The Rt. Rev. Marc Andrus, the bishop of California, said Welby’s position would backfire:
“His proposed way forward — to continue to oppress LGBT people in the UK — will fail to keep Africans safe for this reason: if Africa is watching the UK as closely as the Archbishop would have us all believe, then they will not miss that the spiritual head of the Anglican Communion is on the side of continued second-class citizenship for LGBT people.”
The Rt. Rev. V. Gene Robinson, the gay former bishop of New Hampshire, said in a commentary in The Daily Beast:
“It is absurd to buy into a group of murderers’ rationalizations for their actions, unintentionally giving legitimacy to the perpetrators’ reasons for murder. The Archbishop certainly knows that the reasons behind such violence are complicated and numerous, including both religious and long-standing cultural conflicts. Surely, these Muslim extremists were looking for a ‘reason’ to murder their Christian countrymen, and as is so often the case, they used ‘let’s blame the gays!’
“The Archbishop should also know that you don’t resolve the anger and violence of bullies and hostage-takers by giving in to them.”

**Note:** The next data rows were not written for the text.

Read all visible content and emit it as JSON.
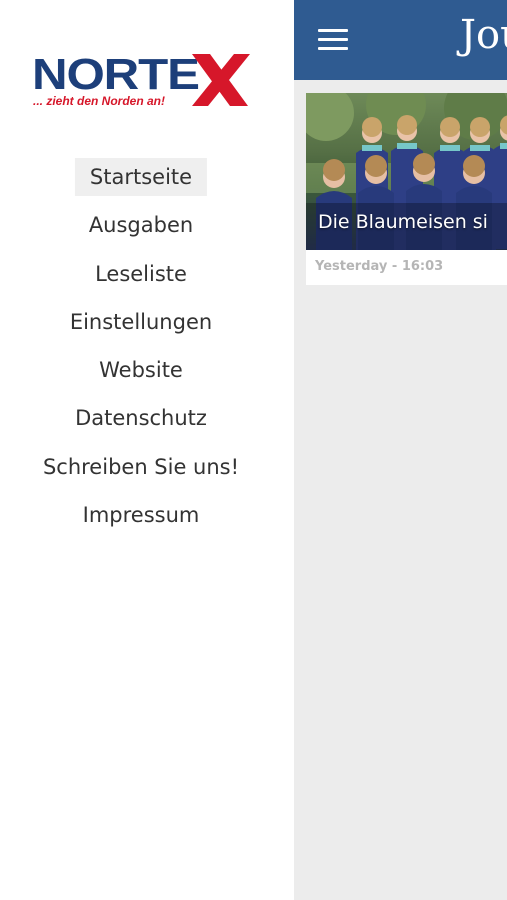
{
  "drawer": {
    "logo": {
      "word": "NORTE",
      "x_letter": "X",
      "tagline": "... zieht den Norden an!"
    },
    "menu": [
      {
        "label": "Startseite",
        "active": true
      },
      {
        "label": "Ausgaben"
      },
      {
        "label": "Leseliste"
      },
      {
        "label": "Einstellungen"
      },
      {
        "label": "Website"
      },
      {
        "label": "Datenschutz"
      },
      {
        "label": "Schreiben Sie uns!"
      },
      {
        "label": "Impressum"
      }
    ]
  },
  "main": {
    "header": {
      "brand_visible": "Jou",
      "menu_icon": "hamburger-icon"
    },
    "article": {
      "caption": "Die Blaumeisen si",
      "timestamp": "Yesterday - 16:03"
    }
  },
  "colors": {
    "header_bg": "#2f5b91",
    "logo_blue": "#1d3f7a",
    "logo_red": "#d6172a",
    "content_bg": "#ececec",
    "active_item_bg": "#efefef"
  }
}
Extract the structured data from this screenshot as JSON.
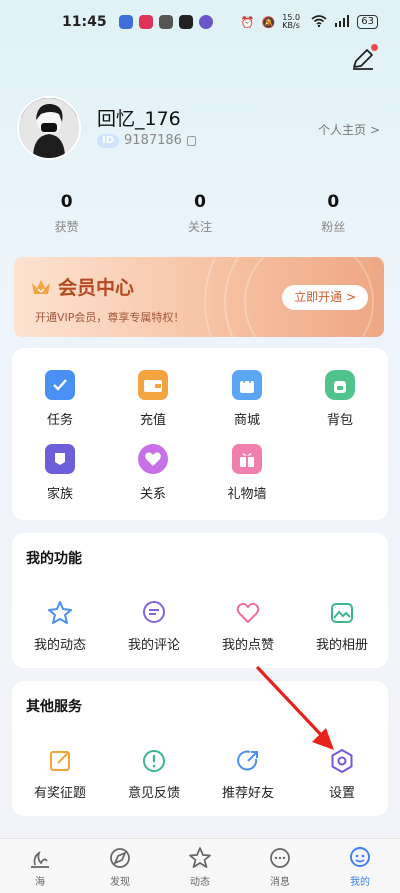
{
  "status_bar": {
    "time": "11:45",
    "network_speed": "15.0 KB/s",
    "battery": "63"
  },
  "profile": {
    "username": "回忆_176",
    "id_badge": "ID",
    "id_value": "9187186",
    "homepage_link": "个人主页 >"
  },
  "stats": [
    {
      "value": "0",
      "label": "获赞"
    },
    {
      "value": "0",
      "label": "关注"
    },
    {
      "value": "0",
      "label": "粉丝"
    }
  ],
  "vip": {
    "title": "会员中心",
    "subtitle": "开通VIP会员，尊享专属特权！",
    "button": "立即开通 >"
  },
  "grid": [
    {
      "label": "任务",
      "icon": "task-icon"
    },
    {
      "label": "充值",
      "icon": "wallet-icon"
    },
    {
      "label": "商城",
      "icon": "shopping-bag-icon"
    },
    {
      "label": "背包",
      "icon": "backpack-icon"
    },
    {
      "label": "家族",
      "icon": "family-flag-icon"
    },
    {
      "label": "关系",
      "icon": "heart-icon"
    },
    {
      "label": "礼物墙",
      "icon": "gift-icon"
    }
  ],
  "my_functions": {
    "title": "我的功能",
    "items": [
      {
        "label": "我的动态",
        "icon": "star-icon"
      },
      {
        "label": "我的评论",
        "icon": "comment-icon"
      },
      {
        "label": "我的点赞",
        "icon": "like-heart-icon"
      },
      {
        "label": "我的相册",
        "icon": "album-icon"
      }
    ]
  },
  "other_services": {
    "title": "其他服务",
    "items": [
      {
        "label": "有奖征题",
        "icon": "edit-icon"
      },
      {
        "label": "意见反馈",
        "icon": "feedback-icon"
      },
      {
        "label": "推荐好友",
        "icon": "share-icon"
      },
      {
        "label": "设置",
        "icon": "settings-hexagon-icon"
      }
    ]
  },
  "tabbar": [
    {
      "label": "海",
      "icon": "sea-icon",
      "active": false
    },
    {
      "label": "发现",
      "icon": "discover-icon",
      "active": false
    },
    {
      "label": "动态",
      "icon": "feed-icon",
      "active": false
    },
    {
      "label": "消息",
      "icon": "message-icon",
      "active": false
    },
    {
      "label": "我的",
      "icon": "profile-icon",
      "active": true
    }
  ],
  "colors": {
    "accent": "#3e7ef5",
    "vip_text": "#b34a22",
    "annotation_arrow": "#e8211f"
  }
}
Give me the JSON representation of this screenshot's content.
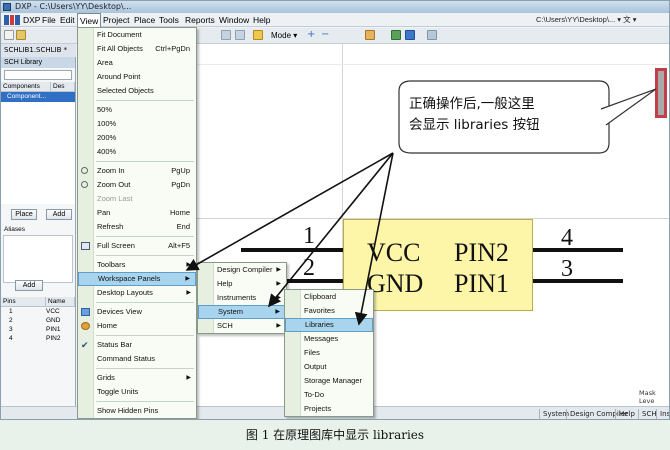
{
  "window": {
    "title": "DXP - C:\\Users\\YY\\Desktop\\...",
    "path": "C:\\Users\\YY\\Desktop\\...  ▾  文 ▾"
  },
  "menubar": {
    "app": "DXP",
    "file": "File",
    "edit": "Edit",
    "view": "View",
    "project": "Project",
    "place": "Place",
    "tools": "Tools",
    "reports": "Reports",
    "window": "Window",
    "help": "Help"
  },
  "toolbar": {
    "mode": "Mode ▾"
  },
  "left_panel": {
    "doc_tab": "SCHLIB1.SCHLIB *",
    "title": "SCH Library",
    "components_header": "Components",
    "description_header": "Des",
    "selected_component": "Component...",
    "place_button": "Place",
    "add_button": "Add",
    "aliases_label": "Aliases",
    "add_alias_button": "Add",
    "pins_header": "Pins",
    "name_header": "Name",
    "pins": [
      {
        "num": "1",
        "name": "VCC"
      },
      {
        "num": "2",
        "name": "GND"
      },
      {
        "num": "3",
        "name": "PIN1"
      },
      {
        "num": "4",
        "name": "PIN2"
      }
    ]
  },
  "view_menu": [
    {
      "label": "Fit Document",
      "accel": ""
    },
    {
      "label": "Fit All Objects",
      "accel": "Ctrl+PgDn"
    },
    {
      "label": "Area",
      "accel": ""
    },
    {
      "label": "Around Point",
      "accel": ""
    },
    {
      "label": "Selected Objects",
      "accel": ""
    },
    {
      "label": "50%",
      "accel": ""
    },
    {
      "label": "100%",
      "accel": ""
    },
    {
      "label": "200%",
      "accel": ""
    },
    {
      "label": "400%",
      "accel": ""
    },
    {
      "label": "Zoom In",
      "accel": "PgUp"
    },
    {
      "label": "Zoom Out",
      "accel": "PgDn"
    },
    {
      "label": "Zoom Last",
      "accel": ""
    },
    {
      "label": "Pan",
      "accel": "Home"
    },
    {
      "label": "Refresh",
      "accel": "End"
    },
    {
      "label": "Full Screen",
      "accel": "Alt+F5"
    },
    {
      "label": "Toolbars",
      "accel": ""
    },
    {
      "label": "Workspace Panels",
      "accel": ""
    },
    {
      "label": "Desktop Layouts",
      "accel": ""
    },
    {
      "label": "Devices View",
      "accel": ""
    },
    {
      "label": "Home",
      "accel": ""
    },
    {
      "label": "Status Bar",
      "accel": ""
    },
    {
      "label": "Command Status",
      "accel": ""
    },
    {
      "label": "Grids",
      "accel": ""
    },
    {
      "label": "Toggle Units",
      "accel": ""
    },
    {
      "label": "Show Hidden Pins",
      "accel": ""
    }
  ],
  "workspace_menu": [
    "Design Compiler",
    "Help",
    "Instruments",
    "System",
    "SCH"
  ],
  "system_menu": [
    "Clipboard",
    "Favorites",
    "Libraries",
    "Messages",
    "Files",
    "Output",
    "Storage Manager",
    "To-Do",
    "Projects"
  ],
  "symbol": {
    "left_labels": [
      "VCC",
      "GND"
    ],
    "right_labels": [
      "PIN2",
      "PIN1"
    ],
    "left_pins": [
      "1",
      "2"
    ],
    "right_pins": [
      "4",
      "3"
    ]
  },
  "callout": {
    "line1": "正确操作后,一般这里",
    "line2": "会显示 libraries 按钮"
  },
  "statusbar": {
    "tabs": [
      "System",
      "Design Compiler",
      "Help",
      "SCH",
      "Ins"
    ],
    "mask": "Mask Leve"
  },
  "caption": "图 1 在原理图库中显示 libraries",
  "colors": {
    "menu_bg": "#f8fcf4",
    "highlight": "#a8d4ee",
    "component_fill": "#fdf6a8",
    "accent_red": "#c0404a"
  }
}
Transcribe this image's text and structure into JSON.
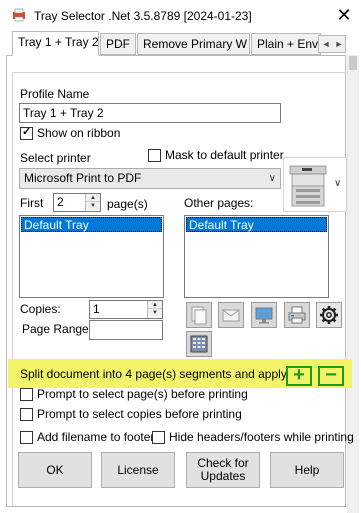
{
  "window": {
    "title": "Tray Selector .Net 3.5.8789 [2024-01-23]",
    "close_glyph": "✕",
    "icon": "printer-app-icon"
  },
  "tabs": [
    {
      "label": "Tray 1 + Tray 2",
      "active": true
    },
    {
      "label": "PDF",
      "active": false
    },
    {
      "label": "Remove Primary W",
      "active": false
    },
    {
      "label": "Plain + Enve",
      "active": false
    }
  ],
  "tab_scroll": {
    "left": "◄",
    "right": "►"
  },
  "profile": {
    "name_label": "Profile Name",
    "name_value": "Tray 1 + Tray 2",
    "show_on_ribbon_label": "Show on ribbon",
    "show_on_ribbon_checked": true
  },
  "printer": {
    "select_label": "Select printer",
    "mask_label": "Mask to default printer",
    "mask_checked": false,
    "selected": "Microsoft Print to PDF",
    "arrow": "∨",
    "image_dropdown_arrow": "∨"
  },
  "first_pages": {
    "first_label": "First",
    "count": "2",
    "pages_label": "page(s)",
    "trays": [
      "Default Tray"
    ]
  },
  "other_pages": {
    "label": "Other pages:",
    "trays": [
      "Default Tray"
    ]
  },
  "copies": {
    "label": "Copies:",
    "value": "1"
  },
  "page_range": {
    "label": "Page Range:",
    "value": ""
  },
  "tool_icons": [
    "copy-pages-icon",
    "email-icon",
    "monitor-icon",
    "printer-icon",
    "settings-gear-icon",
    "barcode-keypad-icon"
  ],
  "split": {
    "text": "Split document into 4 page(s) segments and apply",
    "add_glyph": "+",
    "remove_glyph": "−",
    "highlight_color": "#f3f36a",
    "button_color": "#1a9c1a"
  },
  "options": {
    "prompt_pages": "Prompt to select page(s) before printing",
    "prompt_copies": "Prompt to select copies before printing",
    "add_filename": "Add filename to footer",
    "hide_headers": "Hide headers/footers while printing"
  },
  "buttons": {
    "ok": "OK",
    "license": "License",
    "check_updates_line1": "Check for",
    "check_updates_line2": "Updates",
    "help": "Help"
  }
}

Welby said that people overreacted to his statement: “One of the things that’s most depressing about the response to that interview is that almost nobody listened to what I said; they mostly imagined what they thought I said.” He added: “I’m not saying that because there will be consequences to taking action, that we shouldn’t take action. What I’m saying is that love for our neighbour, love for one another, compels us to consider carefully how that love is expressed, both in our own context and globally.”
Welby also has spoken out against homophobia in England:
“To treat every human being with equal importance and dignity is a fundamental part of being a Christian,” he said. He said that he agrees with the statement that it is “completely unacceptable” for the church to condemn homosexual people more than adulterous heterosexual people — a position rejected by Anglican leaders of the Church of Uganda and the Church of Nigeria.
What position should Welby adopt? Robinson had a suggestion for what Welby should have said. In Robinson’s proposal for Welby, he suggested, in part:
“I have seen the graves of those who have suffered because of these unjust and irrational connections between LGBT people and murder, and it breaks my heart.
“Even so, we cannot give in to the violent acts of bullies and must discern and then pursue God’s will for all of God’s children. Violence and murder of Christians is deplorable, but so is violence against and murder of LGBT people.
“And as the spiritual leader of the world’s Anglicans, permit me to point out, it is not helpful for some of our own Anglican archbishops, bishops and clergy to join in support of anti-gay legislation and rhetoric in their own countries, thereby fueling the hatred and violence against innocent LGBT people, who are being criminalized and murdered for who they are. These are complicated issues, and with God’s guidance, we will discern what is right to say and do.”
Instead, Welby in recent days has issued different statements about same-sex marriage in England, which was legalized in March. He told Pink News that “we have to accept, and quite rightly, that the same-sex marriage act is law, and that it’s right and proper, it’s the law of the land, and that’s great.”
His office then issued a follow-up statement that Welby, who campaigned and voted against gay marriage last year, remains opposed to both gay marriage and homophobia.
In the statement, the archbishop’s office said that Welby had been speaking about the right of Parliament to change the law when he used the word “great.”
- A word on the Archbishop of Canterbury’s statements (bishopmarc.typepad.com)
- WATCH: Anglican Archbishop Says Gay Marriage Could Harm Christians in Africa (advocate.com)
- Welby’s argument against gay marriage has strength. But we can’t yield to moral blackmail | Andrew Brown (theguardian.com)
- African Christians will be killed if C of E accepts gay marriage, says Justin Welby | UK news | theguardian.com.